Tucked along the borders of autocratic Russia, Turkey and Iran, and rounded off by tiny Georgia and Armenia, is a small nation of beautiful contradictions that begs to be explored by the intrepid traveller. It’s called Azerbaijan, writes Babalwa Shota
It’s not every day one is invited to visit a former Soviet Union country with a name straight out of a Borat movie. That’s why I wait for the bubbling chuckle of disbelief to settle down before I hit Google to search if a place called Azerbaijan really exists.
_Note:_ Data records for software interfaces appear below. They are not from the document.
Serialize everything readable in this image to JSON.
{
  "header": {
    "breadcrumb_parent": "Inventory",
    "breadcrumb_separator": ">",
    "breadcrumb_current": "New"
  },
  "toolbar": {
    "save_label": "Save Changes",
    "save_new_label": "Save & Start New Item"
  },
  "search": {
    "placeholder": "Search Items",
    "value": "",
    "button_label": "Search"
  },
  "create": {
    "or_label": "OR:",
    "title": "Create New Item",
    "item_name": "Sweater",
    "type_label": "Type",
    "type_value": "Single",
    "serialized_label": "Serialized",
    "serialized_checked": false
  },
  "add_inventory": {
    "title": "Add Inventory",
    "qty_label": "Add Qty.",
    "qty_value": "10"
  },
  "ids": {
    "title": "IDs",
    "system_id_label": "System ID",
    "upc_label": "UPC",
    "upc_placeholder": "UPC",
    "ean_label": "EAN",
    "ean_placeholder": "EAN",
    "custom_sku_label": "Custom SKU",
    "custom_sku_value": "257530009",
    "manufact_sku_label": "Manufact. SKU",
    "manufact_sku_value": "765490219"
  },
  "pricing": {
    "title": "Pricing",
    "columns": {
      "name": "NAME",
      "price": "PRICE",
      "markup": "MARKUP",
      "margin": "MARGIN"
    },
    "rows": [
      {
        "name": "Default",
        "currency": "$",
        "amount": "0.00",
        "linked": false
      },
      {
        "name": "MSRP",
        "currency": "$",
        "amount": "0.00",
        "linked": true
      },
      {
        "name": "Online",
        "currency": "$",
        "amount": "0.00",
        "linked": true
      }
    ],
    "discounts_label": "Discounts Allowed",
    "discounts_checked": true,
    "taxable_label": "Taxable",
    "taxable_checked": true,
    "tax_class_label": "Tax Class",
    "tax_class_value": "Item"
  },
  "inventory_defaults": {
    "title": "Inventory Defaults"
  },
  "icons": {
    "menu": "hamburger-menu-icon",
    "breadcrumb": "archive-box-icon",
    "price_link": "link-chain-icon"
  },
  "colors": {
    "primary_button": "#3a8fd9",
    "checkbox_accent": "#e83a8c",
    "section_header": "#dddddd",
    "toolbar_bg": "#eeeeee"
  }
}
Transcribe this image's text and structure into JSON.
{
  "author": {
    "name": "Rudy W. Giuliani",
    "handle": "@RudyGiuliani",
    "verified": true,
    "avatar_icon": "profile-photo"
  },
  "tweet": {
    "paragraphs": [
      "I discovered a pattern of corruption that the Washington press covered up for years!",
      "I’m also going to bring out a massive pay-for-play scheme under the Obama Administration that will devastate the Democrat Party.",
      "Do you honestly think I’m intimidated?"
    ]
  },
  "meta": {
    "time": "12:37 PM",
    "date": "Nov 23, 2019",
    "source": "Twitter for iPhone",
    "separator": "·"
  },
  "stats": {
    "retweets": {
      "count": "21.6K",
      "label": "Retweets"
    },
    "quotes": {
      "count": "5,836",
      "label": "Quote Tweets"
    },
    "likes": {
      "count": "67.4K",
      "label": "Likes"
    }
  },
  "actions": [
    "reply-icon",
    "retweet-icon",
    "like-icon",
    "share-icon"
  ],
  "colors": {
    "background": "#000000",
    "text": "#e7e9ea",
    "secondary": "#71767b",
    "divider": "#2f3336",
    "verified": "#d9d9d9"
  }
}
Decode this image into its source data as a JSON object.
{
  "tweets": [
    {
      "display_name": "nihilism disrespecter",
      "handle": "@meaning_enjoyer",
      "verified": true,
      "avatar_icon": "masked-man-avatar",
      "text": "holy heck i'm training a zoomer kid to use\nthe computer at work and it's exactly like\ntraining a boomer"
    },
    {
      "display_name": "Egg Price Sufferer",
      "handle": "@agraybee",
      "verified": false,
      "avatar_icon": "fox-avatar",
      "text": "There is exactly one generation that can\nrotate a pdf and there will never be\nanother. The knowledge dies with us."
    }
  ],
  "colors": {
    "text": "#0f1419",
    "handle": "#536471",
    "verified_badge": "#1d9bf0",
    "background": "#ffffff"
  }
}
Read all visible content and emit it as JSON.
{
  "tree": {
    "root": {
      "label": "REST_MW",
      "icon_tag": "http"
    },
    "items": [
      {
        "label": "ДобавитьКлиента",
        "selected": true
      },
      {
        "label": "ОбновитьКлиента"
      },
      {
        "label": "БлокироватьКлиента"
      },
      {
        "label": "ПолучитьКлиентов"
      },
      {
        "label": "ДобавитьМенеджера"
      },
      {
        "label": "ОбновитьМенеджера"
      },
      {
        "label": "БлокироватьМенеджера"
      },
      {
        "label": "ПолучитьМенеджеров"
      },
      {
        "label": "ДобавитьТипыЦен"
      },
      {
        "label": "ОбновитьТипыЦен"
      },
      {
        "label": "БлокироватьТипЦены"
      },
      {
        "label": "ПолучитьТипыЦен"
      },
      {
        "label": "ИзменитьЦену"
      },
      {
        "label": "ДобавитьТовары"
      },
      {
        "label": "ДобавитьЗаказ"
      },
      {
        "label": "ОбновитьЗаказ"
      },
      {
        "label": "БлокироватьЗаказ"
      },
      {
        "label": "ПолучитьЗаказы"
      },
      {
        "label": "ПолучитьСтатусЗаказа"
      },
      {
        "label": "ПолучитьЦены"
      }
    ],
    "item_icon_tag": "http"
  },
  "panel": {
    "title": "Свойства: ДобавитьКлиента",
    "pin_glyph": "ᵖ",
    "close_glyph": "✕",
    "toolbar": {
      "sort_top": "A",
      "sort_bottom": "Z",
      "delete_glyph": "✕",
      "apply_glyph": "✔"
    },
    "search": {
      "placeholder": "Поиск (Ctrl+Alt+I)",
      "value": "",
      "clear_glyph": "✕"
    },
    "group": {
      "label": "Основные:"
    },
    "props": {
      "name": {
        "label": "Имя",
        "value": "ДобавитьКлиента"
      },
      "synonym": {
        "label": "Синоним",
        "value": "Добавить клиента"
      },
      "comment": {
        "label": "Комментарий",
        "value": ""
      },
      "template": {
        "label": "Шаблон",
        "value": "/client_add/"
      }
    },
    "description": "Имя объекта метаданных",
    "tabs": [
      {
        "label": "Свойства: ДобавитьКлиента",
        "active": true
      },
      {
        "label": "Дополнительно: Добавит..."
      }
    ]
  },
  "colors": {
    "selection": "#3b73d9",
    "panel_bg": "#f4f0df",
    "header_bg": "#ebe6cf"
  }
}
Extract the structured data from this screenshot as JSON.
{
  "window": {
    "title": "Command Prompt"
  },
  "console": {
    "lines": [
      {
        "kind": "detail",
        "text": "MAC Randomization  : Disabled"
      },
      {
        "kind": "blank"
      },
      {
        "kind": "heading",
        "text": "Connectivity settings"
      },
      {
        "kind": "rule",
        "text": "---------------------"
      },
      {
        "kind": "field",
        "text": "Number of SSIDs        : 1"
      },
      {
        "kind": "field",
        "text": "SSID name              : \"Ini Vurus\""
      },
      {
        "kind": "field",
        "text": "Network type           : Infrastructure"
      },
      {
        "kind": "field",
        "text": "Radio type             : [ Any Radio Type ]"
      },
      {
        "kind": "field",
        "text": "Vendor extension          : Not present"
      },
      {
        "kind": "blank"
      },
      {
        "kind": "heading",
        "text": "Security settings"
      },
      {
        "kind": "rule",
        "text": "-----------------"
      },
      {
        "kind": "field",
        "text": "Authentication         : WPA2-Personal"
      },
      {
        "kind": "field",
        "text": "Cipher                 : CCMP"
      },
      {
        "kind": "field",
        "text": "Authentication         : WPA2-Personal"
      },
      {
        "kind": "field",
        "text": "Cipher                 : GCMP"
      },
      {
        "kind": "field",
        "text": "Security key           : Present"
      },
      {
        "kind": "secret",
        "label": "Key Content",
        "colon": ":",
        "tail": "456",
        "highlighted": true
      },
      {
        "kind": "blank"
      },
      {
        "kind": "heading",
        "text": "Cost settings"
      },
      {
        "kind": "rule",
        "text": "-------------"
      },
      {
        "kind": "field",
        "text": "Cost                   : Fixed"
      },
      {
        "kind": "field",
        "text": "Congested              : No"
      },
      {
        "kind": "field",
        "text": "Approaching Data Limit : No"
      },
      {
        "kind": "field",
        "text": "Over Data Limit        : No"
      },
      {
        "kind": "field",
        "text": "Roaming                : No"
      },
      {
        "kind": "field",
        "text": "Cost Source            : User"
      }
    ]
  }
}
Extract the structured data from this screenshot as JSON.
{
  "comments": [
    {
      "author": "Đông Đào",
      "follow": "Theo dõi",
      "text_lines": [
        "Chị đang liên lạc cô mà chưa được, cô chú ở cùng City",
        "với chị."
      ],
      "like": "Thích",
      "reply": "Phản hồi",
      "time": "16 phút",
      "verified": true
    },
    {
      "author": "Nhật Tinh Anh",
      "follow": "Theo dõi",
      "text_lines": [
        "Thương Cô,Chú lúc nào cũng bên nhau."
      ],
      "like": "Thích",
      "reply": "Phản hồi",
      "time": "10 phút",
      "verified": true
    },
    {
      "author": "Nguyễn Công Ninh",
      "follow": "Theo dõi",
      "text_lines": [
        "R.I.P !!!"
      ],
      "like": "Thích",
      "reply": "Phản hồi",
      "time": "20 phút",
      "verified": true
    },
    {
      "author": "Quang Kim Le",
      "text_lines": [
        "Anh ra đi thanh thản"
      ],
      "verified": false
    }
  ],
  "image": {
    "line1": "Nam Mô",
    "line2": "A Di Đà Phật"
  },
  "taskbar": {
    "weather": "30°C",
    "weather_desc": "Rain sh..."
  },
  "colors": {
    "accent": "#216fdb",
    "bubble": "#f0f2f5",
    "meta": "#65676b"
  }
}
Bordering Iran and Turkey to the south, Russia to the north, Georgia to the northwest and Armenia to the west, Azerbaijan is unlikely to be on the bucket lists of most travellers because it’s so tucked away. It is largely because of this fact that visiting this country of about 10 million people is an adventure all its own.
Azerbaijan is a nation of contradictions – its people are genial, with an aloof streak that’s a hangover from Soviet Union rule. You can hike up mountains populated by a lone withered herdsman and his flock of sheep, or drive a few kilometres away to take a dip in the Caspian Sea, by some definitions the largest lake on Earth.
You can meditate by an eternal flame inside an ancient temple, then step out to be blinded by modern architectural wonders. Mud volcanoes bubble and spit black goo on one side of a city, while pristine mosques invite quiet reverence on the other. There’s a bustling metropolis bordered by eye-catching medieval walls, and a couple of hours away is the archetypal one-horse town with cobbled stone paths populated by generational copper masters and traders.
Going from the capital city, Baku, with all its Western trappings and conversationstarter street art, into the Yanar Dag cultural heritage site with its historic relics requires a shifting mind-set and flexible wardrobe. Think swapping your mirrored designer shades and shorts for a headscarf and leg-covering attire on the back seat of a car in record time.
So what does one get up to in a secular Muslim country still coming to grips with its 25-year-old democracy?
TOURIST ATTRACTION looked malnourished and ill most of the time,” explains Tagiyev, counting the founders of motor giants Mazda and Tata, as well as Queen lead singer Freddie Mercury, among the more famous Zoroastrians.
The popularity of the religion has waned considerably, with only about 1 million
followers left worldwide. and scissors design.
Museum guide Sadiga Abdulleyeva says carpet-weaving comes so naturally to the women that they hardly need to sit with the patterns in front of them.
“They just look at whether it’s vertical or horizontal looms, because they know most of the patterns off by heart. The Chinese dragon is very popular.”
This ancient city with a population of 2 000 is reminiscent of a rural village set straight out of Hollywood. Cobblestone walkways, steep stone steps and narrow, winding alleys make up the town. Most residents are over middle age, with very few young faces around.
“They all go to the city because they get bored here,” says our guide, Rashad Sadikhov.
You can’t blame them. This is literally a one-horse town that sustains itself through handmade crafts, mostly in copper. Beautifully carved antiquated doors on homes and shopfronts line the single-lane path that serves as the main road, where spice merchants, general stores and a fourth-generation copper master live in harmony.
The place and residents are as far removed from the 21st century and the general population as one can get. It’s the perfect place in which to get lost when you are serious about escaping the hustle and bustle of everyday city living.
Shota’s trip was sponsored by the Azerbaijan Embassy in South Africa. To find out more about the country and how to
travel there, visit azembassy.org.za
The final resting place of Azerbaijan’s founding father of democracy, Heydar Aliyev, is an opulent marble-and-granite wonder that is the first pit stop for visiting dignitaries
PAST MASTER Fourth-generation copper master Reza Aliyev is one of the 2 000 people who populate the far-flung Lahich, popularly known as the Ancient City